■ Assignment:
State, as a single number, how many lines in the data below contain "name".

■ Provided data:
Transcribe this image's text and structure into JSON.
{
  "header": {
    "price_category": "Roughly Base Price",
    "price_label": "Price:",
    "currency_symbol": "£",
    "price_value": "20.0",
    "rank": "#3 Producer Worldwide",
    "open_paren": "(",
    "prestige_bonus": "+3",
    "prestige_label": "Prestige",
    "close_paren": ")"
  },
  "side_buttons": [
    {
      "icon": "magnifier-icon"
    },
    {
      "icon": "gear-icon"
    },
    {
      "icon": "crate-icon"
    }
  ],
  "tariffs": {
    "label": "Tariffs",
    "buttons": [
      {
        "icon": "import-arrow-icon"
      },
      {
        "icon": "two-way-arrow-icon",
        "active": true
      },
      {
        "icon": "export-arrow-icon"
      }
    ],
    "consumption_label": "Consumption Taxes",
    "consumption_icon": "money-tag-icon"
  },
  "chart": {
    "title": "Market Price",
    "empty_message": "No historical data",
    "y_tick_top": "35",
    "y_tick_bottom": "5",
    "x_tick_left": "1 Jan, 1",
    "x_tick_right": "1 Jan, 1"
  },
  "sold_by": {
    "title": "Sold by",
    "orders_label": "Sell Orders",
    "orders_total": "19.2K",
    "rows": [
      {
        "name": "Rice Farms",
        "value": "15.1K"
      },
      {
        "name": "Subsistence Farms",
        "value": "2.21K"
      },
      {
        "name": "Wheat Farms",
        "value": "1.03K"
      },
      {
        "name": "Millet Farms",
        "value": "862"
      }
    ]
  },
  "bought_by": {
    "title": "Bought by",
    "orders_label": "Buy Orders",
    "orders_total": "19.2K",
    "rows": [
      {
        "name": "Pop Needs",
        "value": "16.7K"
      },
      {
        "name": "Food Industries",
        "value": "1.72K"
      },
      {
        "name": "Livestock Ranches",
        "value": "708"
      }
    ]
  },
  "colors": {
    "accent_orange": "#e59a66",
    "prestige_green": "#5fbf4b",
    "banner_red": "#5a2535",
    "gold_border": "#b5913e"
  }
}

■ Written solution:
7